Each record is to be repeated exactly as it stands below.
[[ RECORDS, beginning ]]
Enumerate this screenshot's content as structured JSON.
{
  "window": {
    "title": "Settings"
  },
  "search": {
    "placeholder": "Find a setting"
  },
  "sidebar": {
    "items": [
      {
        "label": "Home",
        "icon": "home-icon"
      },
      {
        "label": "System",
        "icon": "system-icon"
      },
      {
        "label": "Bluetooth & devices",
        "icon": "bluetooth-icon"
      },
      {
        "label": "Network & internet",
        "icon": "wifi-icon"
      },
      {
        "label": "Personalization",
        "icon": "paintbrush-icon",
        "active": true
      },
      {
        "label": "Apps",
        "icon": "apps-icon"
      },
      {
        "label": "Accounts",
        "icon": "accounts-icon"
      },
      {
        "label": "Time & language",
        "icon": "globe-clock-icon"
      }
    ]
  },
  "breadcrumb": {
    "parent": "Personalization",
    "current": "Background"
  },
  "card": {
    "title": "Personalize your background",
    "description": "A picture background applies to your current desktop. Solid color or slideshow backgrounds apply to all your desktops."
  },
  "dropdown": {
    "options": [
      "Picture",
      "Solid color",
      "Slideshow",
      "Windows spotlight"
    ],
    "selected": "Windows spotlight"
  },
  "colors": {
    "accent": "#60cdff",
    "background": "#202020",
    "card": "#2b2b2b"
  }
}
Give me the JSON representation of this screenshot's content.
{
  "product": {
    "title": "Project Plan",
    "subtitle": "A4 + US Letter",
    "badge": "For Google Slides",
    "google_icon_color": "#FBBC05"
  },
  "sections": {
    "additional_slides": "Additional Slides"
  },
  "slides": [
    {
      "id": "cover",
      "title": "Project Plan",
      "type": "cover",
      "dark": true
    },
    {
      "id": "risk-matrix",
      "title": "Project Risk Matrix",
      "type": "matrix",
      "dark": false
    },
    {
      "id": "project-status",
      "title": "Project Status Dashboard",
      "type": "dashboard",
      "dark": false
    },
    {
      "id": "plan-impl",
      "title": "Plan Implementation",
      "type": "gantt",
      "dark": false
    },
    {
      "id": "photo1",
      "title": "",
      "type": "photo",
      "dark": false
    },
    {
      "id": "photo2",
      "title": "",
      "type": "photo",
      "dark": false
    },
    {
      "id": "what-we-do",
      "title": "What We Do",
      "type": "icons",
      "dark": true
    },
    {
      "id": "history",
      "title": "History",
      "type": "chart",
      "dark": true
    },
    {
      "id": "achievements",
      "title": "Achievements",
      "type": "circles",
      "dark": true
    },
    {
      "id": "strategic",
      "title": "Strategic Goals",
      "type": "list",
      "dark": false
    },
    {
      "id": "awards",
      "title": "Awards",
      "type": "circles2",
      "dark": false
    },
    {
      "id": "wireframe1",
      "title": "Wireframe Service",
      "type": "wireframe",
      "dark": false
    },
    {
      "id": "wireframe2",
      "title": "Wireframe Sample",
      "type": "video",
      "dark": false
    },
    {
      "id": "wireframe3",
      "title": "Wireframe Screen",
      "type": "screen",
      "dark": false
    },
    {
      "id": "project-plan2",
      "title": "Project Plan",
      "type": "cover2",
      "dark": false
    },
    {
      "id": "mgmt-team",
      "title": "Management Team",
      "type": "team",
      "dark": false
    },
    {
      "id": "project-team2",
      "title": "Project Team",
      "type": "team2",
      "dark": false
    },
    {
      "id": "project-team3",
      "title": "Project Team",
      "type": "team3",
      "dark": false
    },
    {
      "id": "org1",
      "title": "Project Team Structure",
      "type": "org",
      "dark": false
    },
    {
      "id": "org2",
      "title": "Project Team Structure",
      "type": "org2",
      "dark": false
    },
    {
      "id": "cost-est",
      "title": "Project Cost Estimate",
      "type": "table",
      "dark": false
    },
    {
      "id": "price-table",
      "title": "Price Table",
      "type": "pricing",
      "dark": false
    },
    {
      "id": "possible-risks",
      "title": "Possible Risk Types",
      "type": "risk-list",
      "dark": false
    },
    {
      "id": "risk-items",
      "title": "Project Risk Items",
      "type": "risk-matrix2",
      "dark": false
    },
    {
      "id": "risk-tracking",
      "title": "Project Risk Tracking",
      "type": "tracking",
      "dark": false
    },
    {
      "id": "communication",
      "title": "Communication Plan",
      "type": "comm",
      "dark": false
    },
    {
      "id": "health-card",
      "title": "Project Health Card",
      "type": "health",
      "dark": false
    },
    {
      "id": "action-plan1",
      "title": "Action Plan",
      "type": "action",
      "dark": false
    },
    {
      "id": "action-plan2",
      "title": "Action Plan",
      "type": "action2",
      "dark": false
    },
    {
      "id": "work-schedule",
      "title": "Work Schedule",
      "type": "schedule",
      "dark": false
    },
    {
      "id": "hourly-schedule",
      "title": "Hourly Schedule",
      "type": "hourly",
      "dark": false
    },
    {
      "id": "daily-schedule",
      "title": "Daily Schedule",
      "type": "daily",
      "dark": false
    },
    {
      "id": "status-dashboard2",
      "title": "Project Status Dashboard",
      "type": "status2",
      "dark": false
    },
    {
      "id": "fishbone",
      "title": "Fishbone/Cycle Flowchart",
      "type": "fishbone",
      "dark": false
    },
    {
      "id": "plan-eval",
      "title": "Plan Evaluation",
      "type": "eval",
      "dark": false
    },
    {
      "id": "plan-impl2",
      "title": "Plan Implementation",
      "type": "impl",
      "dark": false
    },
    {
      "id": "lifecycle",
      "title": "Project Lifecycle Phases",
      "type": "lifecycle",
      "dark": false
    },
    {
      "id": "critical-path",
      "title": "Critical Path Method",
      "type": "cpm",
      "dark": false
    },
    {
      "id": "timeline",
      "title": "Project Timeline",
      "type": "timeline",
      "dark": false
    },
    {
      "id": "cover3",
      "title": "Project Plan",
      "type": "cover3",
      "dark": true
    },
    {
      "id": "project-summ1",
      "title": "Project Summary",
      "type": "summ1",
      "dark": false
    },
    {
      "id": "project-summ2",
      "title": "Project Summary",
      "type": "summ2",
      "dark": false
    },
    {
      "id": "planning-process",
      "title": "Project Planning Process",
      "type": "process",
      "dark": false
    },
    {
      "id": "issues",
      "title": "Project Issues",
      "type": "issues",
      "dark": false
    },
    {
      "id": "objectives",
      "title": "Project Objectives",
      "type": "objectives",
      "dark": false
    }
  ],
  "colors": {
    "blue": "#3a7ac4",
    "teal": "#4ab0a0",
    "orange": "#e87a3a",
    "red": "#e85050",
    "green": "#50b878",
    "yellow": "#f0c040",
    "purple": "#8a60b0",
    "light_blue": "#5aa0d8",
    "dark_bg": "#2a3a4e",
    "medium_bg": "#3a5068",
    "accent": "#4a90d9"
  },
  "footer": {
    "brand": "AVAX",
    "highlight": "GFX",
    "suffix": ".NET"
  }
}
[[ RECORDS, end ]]
§ **SOLUTION TO THE EXERCISE**:
Enumerate this screenshot's content as structured JSON.
{
  "window": {
    "title": "Settings"
  },
  "search": {
    "placeholder": "Find a setting"
  },
  "sidebar": {
    "items": [
      {
        "label": "Home",
        "icon": "home-icon"
      },
      {
        "label": "System",
        "icon": "system-icon"
      },
      {
        "label": "Bluetooth & devices",
        "icon": "bluetooth-icon"
      },
      {
        "label": "Network & internet",
        "icon": "wifi-icon"
      },
      {
        "label": "Personalization",
        "icon": "paintbrush-icon",
        "active": true
      },
      {
        "label": "Apps",
        "icon": "apps-icon"
      },
      {
        "label": "Accounts",
        "icon": "accounts-icon"
      },
      {
        "label": "Time & language",
        "icon": "globe-clock-icon"
      }
    ]
  },
  "breadcrumb": {
    "parent": "Personalization",
    "current": "Background"
  },
  "card": {
    "title": "Personalize your background",
    "description": "A picture background applies to your current desktop. Solid color or slideshow backgrounds apply to all your desktops."
  },
  "dropdown": {
    "options": [
      "Picture",
      "Solid color",
      "Slideshow",
      "Windows spotlight"
    ],
    "selected": "Windows spotlight"
  },
  "colors": {
    "accent": "#60cdff",
    "background": "#202020",
    "card": "#2b2b2b"
  }
}
Give me the JSON representation of this screenshot's content.
{
  "product": {
    "title": "Project Plan",
    "subtitle": "A4 + US Letter",
    "badge": "For Google Slides",
    "google_icon_color": "#FBBC05"
  },
  "sections": {
    "additional_slides": "Additional Slides"
  },
  "slides": [
    {
      "id": "cover",
      "title": "Project Plan",
      "type": "cover",
      "dark": true
    },
    {
      "id": "risk-matrix",
      "title": "Project Risk Matrix",
      "type": "matrix",
      "dark": false
    },
    {
      "id": "project-status",
      "title": "Project Status Dashboard",
      "type": "dashboard",
      "dark": false
    },
    {
      "id": "plan-impl",
      "title": "Plan Implementation",
      "type": "gantt",
      "dark": false
    },
    {
      "id": "photo1",
      "title": "",
      "type": "photo",
      "dark": false
    },
    {
      "id": "photo2",
      "title": "",
      "type": "photo",
      "dark": false
    },
    {
      "id": "what-we-do",
      "title": "What We Do",
      "type": "icons",
      "dark": true
    },
    {
      "id": "history",
      "title": "History",
      "type": "chart",
      "dark": true
    },
    {
      "id": "achievements",
      "title": "Achievements",
      "type": "circles",
      "dark": true
    },
    {
      "id": "strategic",
      "title": "Strategic Goals",
      "type": "list",
      "dark": false
    },
    {
      "id": "awards",
      "title": "Awards",
      "type": "circles2",
      "dark": false
    },
    {
      "id": "wireframe1",
      "title": "Wireframe Service",
      "type": "wireframe",
      "dark": false
    },
    {
      "id": "wireframe2",
      "title": "Wireframe Sample",
      "type": "video",
      "dark": false
    },
    {
      "id": "wireframe3",
      "title": "Wireframe Screen",
      "type": "screen",
      "dark": false
    },
    {
      "id": "project-plan2",
      "title": "Project Plan",
      "type": "cover2",
      "dark": false
    },
    {
      "id": "mgmt-team",
      "title": "Management Team",
      "type": "team",
      "dark": false
    },
    {
      "id": "project-team2",
      "title": "Project Team",
      "type": "team2",
      "dark": false
    },
    {
      "id": "project-team3",
      "title": "Project Team",
      "type": "team3",
      "dark": false
    },
    {
      "id": "org1",
      "title": "Project Team Structure",
      "type": "org",
      "dark": false
    },
    {
      "id": "org2",
      "title": "Project Team Structure",
      "type": "org2",
      "dark": false
    },
    {
      "id": "cost-est",
      "title": "Project Cost Estimate",
      "type": "table",
      "dark": false
    },
    {
      "id": "price-table",
      "title": "Price Table",
      "type": "pricing",
      "dark": false
    },
    {
      "id": "possible-risks",
      "title": "Possible Risk Types",
      "type": "risk-list",
      "dark": false
    },
    {
      "id": "risk-items",
      "title": "Project Risk Items",
      "type": "risk-matrix2",
      "dark": false
    },
    {
      "id": "risk-tracking",
      "title": "Project Risk Tracking",
      "type": "tracking",
      "dark": false
    },
    {
      "id": "communication",
      "title": "Communication Plan",
      "type": "comm",
      "dark": false
    },
    {
      "id": "health-card",
      "title": "Project Health Card",
      "type": "health",
      "dark": false
    },
    {
      "id": "action-plan1",
      "title": "Action Plan",
      "type": "action",
      "dark": false
    },
    {
      "id": "action-plan2",
      "title": "Action Plan",
      "type": "action2",
      "dark": false
    },
    {
      "id": "work-schedule",
      "title": "Work Schedule",
      "type": "schedule",
      "dark": false
    },
    {
      "id": "hourly-schedule",
      "title": "Hourly Schedule",
      "type": "hourly",
      "dark": false
    },
    {
      "id": "daily-schedule",
      "title": "Daily Schedule",
      "type": "daily",
      "dark": false
    },
    {
      "id": "status-dashboard2",
      "title": "Project Status Dashboard",
      "type": "status2",
      "dark": false
    },
    {
      "id": "fishbone",
      "title": "Fishbone/Cycle Flowchart",
      "type": "fishbone",
      "dark": false
    },
    {
      "id": "plan-eval",
      "title": "Plan Evaluation",
      "type": "eval",
      "dark": false
    },
    {
      "id": "plan-impl2",
      "title": "Plan Implementation",
      "type": "impl",
      "dark": false
    },
    {
      "id": "lifecycle",
      "title": "Project Lifecycle Phases",
      "type": "lifecycle",
      "dark": false
    },
    {
      "id": "critical-path",
      "title": "Critical Path Method",
      "type": "cpm",
      "dark": false
    },
    {
      "id": "timeline",
      "title": "Project Timeline",
      "type": "timeline",
      "dark": false
    },
    {
      "id": "cover3",
      "title": "Project Plan",
      "type": "cover3",
      "dark": true
    },
    {
      "id": "project-summ1",
      "title": "Project Summary",
      "type": "summ1",
      "dark": false
    },
    {
      "id": "project-summ2",
      "title": "Project Summary",
      "type": "summ2",
      "dark": false
    },
    {
      "id": "planning-process",
      "title": "Project Planning Process",
      "type": "process",
      "dark": false
    },
    {
      "id": "issues",
      "title": "Project Issues",
      "type": "issues",
      "dark": false
    },
    {
      "id": "objectives",
      "title": "Project Objectives",
      "type": "objectives",
      "dark": false
    }
  ],
  "colors": {
    "blue": "#3a7ac4",
    "teal": "#4ab0a0",
    "orange": "#e87a3a",
    "red": "#e85050",
    "green": "#50b878",
    "yellow": "#f0c040",
    "purple": "#8a60b0",
    "light_blue": "#5aa0d8",
    "dark_bg": "#2a3a4e",
    "medium_bg": "#3a5068",
    "accent": "#4a90d9"
  },
  "footer": {
    "brand": "AVAX",
    "highlight": "GFX",
    "suffix": ".NET"
  }
}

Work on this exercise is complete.